About this task:
The pictures stay out. Please retype every line below exactly.

======== Data shown ========

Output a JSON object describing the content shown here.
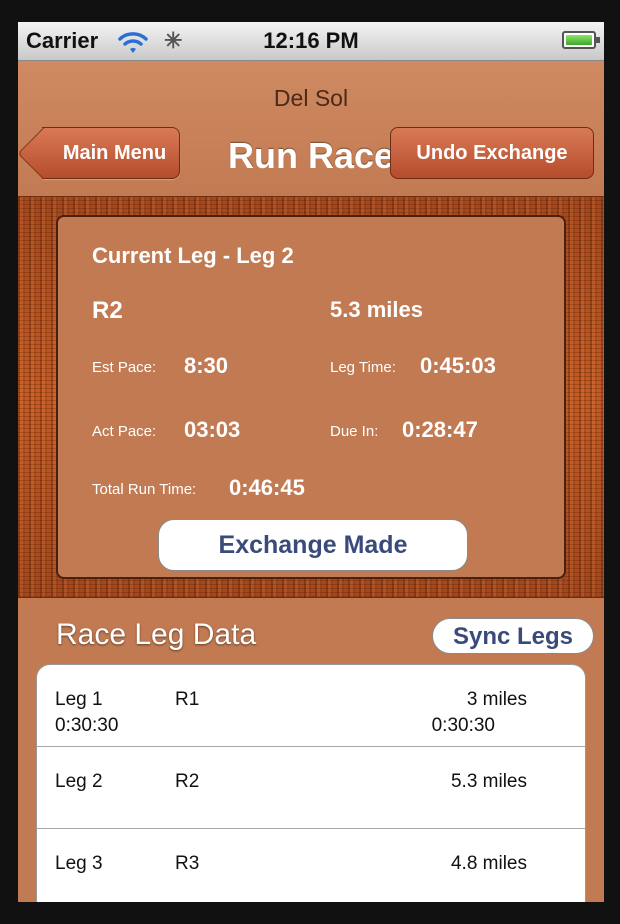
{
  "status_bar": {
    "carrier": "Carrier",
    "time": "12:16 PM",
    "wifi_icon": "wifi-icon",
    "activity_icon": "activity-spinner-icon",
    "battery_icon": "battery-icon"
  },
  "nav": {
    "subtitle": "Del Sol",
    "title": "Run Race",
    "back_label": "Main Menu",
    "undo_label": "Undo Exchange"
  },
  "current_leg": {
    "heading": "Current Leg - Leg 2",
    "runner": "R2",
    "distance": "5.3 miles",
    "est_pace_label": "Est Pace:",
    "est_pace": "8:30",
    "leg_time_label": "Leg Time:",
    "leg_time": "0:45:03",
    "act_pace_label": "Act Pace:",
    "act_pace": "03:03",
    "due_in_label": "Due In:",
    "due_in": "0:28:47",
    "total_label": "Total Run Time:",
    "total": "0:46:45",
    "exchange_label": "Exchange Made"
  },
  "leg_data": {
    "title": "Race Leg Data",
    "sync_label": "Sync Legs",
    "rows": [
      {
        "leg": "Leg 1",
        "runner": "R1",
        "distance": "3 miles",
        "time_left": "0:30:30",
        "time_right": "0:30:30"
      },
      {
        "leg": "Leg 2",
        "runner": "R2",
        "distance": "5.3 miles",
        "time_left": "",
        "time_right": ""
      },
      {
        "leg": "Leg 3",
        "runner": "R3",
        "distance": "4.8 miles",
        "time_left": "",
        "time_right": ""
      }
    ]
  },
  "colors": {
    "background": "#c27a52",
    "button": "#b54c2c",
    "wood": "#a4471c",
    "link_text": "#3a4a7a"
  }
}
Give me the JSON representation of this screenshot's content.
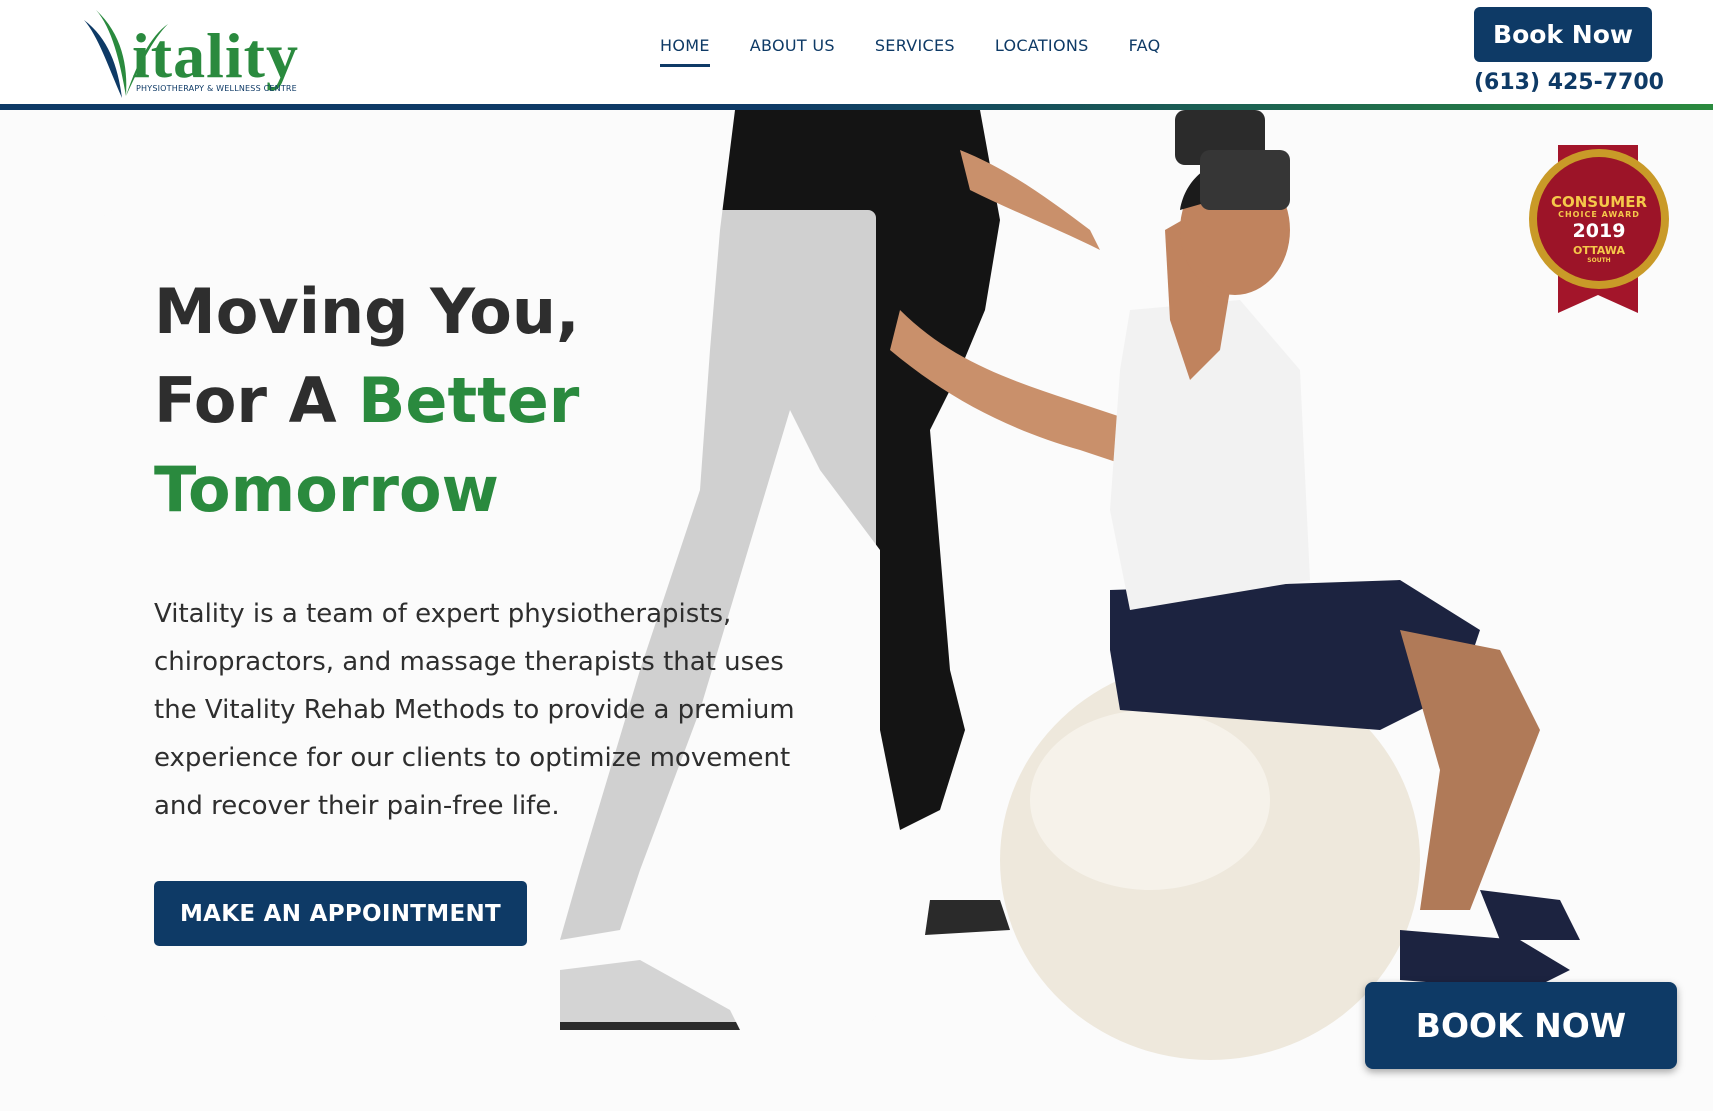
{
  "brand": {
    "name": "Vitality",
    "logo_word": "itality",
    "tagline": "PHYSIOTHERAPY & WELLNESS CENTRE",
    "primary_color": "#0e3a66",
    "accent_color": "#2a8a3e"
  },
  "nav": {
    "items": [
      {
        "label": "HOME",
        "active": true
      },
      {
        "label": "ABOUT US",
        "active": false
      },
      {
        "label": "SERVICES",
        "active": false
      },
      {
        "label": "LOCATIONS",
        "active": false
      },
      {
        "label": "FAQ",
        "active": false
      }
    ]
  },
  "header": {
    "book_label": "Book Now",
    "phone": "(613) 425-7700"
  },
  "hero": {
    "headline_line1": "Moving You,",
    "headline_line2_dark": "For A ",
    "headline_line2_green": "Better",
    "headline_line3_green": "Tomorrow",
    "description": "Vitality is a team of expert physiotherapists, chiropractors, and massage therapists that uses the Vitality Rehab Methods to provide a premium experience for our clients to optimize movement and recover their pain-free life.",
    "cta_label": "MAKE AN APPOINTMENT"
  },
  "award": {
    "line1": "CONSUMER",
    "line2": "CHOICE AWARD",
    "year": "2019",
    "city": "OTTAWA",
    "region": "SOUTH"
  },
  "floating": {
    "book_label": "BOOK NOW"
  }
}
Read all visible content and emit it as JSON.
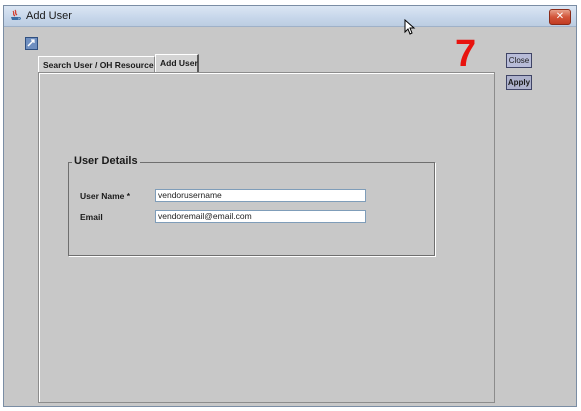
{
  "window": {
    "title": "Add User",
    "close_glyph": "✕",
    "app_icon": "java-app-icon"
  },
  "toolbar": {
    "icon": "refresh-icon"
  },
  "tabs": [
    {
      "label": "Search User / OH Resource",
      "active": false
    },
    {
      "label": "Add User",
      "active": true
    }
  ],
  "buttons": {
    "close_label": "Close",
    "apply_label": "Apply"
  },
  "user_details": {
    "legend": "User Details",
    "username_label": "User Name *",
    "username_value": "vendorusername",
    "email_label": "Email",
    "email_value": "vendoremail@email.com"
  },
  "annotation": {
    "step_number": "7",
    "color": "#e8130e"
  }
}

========

Result for this exercise:
Output a JSON object describing the content shown here.
{
  "status_bar": {
    "carrier": "Carrier",
    "time": "12:16 PM",
    "wifi_icon": "wifi-icon",
    "activity_icon": "activity-spinner-icon",
    "battery_icon": "battery-icon"
  },
  "nav": {
    "subtitle": "Del Sol",
    "title": "Run Race",
    "back_label": "Main Menu",
    "undo_label": "Undo Exchange"
  },
  "current_leg": {
    "heading": "Current Leg - Leg 2",
    "runner": "R2",
    "distance": "5.3 miles",
    "est_pace_label": "Est Pace:",
    "est_pace": "8:30",
    "leg_time_label": "Leg Time:",
    "leg_time": "0:45:03",
    "act_pace_label": "Act Pace:",
    "act_pace": "03:03",
    "due_in_label": "Due In:",
    "due_in": "0:28:47",
    "total_label": "Total Run Time:",
    "total": "0:46:45",
    "exchange_label": "Exchange Made"
  },
  "leg_data": {
    "title": "Race Leg Data",
    "sync_label": "Sync Legs",
    "rows": [
      {
        "leg": "Leg 1",
        "runner": "R1",
        "distance": "3 miles",
        "time_left": "0:30:30",
        "time_right": "0:30:30"
      },
      {
        "leg": "Leg 2",
        "runner": "R2",
        "distance": "5.3 miles",
        "time_left": "",
        "time_right": ""
      },
      {
        "leg": "Leg 3",
        "runner": "R3",
        "distance": "4.8 miles",
        "time_left": "",
        "time_right": ""
      }
    ]
  },
  "colors": {
    "background": "#c27a52",
    "button": "#b54c2c",
    "wood": "#a4471c",
    "link_text": "#3a4a7a"
  }
}
Give me the JSON representation of this screenshot's content.
{
  "brand": {
    "name": "Vitality",
    "logo_word": "itality",
    "tagline": "PHYSIOTHERAPY & WELLNESS CENTRE",
    "primary_color": "#0e3a66",
    "accent_color": "#2a8a3e"
  },
  "nav": {
    "items": [
      {
        "label": "HOME",
        "active": true
      },
      {
        "label": "ABOUT US",
        "active": false
      },
      {
        "label": "SERVICES",
        "active": false
      },
      {
        "label": "LOCATIONS",
        "active": false
      },
      {
        "label": "FAQ",
        "active": false
      }
    ]
  },
  "header": {
    "book_label": "Book Now",
    "phone": "(613) 425-7700"
  },
  "hero": {
    "headline_line1": "Moving You,",
    "headline_line2_dark": "For A ",
    "headline_line2_green": "Better",
    "headline_line3_green": "Tomorrow",
    "description": "Vitality is a team of expert physiotherapists, chiropractors, and massage therapists that uses the Vitality Rehab Methods to provide a premium experience for our clients to optimize movement and recover their pain-free life.",
    "cta_label": "MAKE AN APPOINTMENT"
  },
  "award": {
    "line1": "CONSUMER",
    "line2": "CHOICE AWARD",
    "year": "2019",
    "city": "OTTAWA",
    "region": "SOUTH"
  },
  "floating": {
    "book_label": "BOOK NOW"
  }
}
Read all visible content and emit it as JSON.
{
  "window": {
    "title": "Add User",
    "close_glyph": "✕",
    "app_icon": "java-app-icon"
  },
  "toolbar": {
    "icon": "refresh-icon"
  },
  "tabs": [
    {
      "label": "Search User / OH Resource",
      "active": false
    },
    {
      "label": "Add User",
      "active": true
    }
  ],
  "buttons": {
    "close_label": "Close",
    "apply_label": "Apply"
  },
  "user_details": {
    "legend": "User Details",
    "username_label": "User Name *",
    "username_value": "vendorusername",
    "email_label": "Email",
    "email_value": "vendoremail@email.com"
  },
  "annotation": {
    "step_number": "7",
    "color": "#e8130e"
  }
}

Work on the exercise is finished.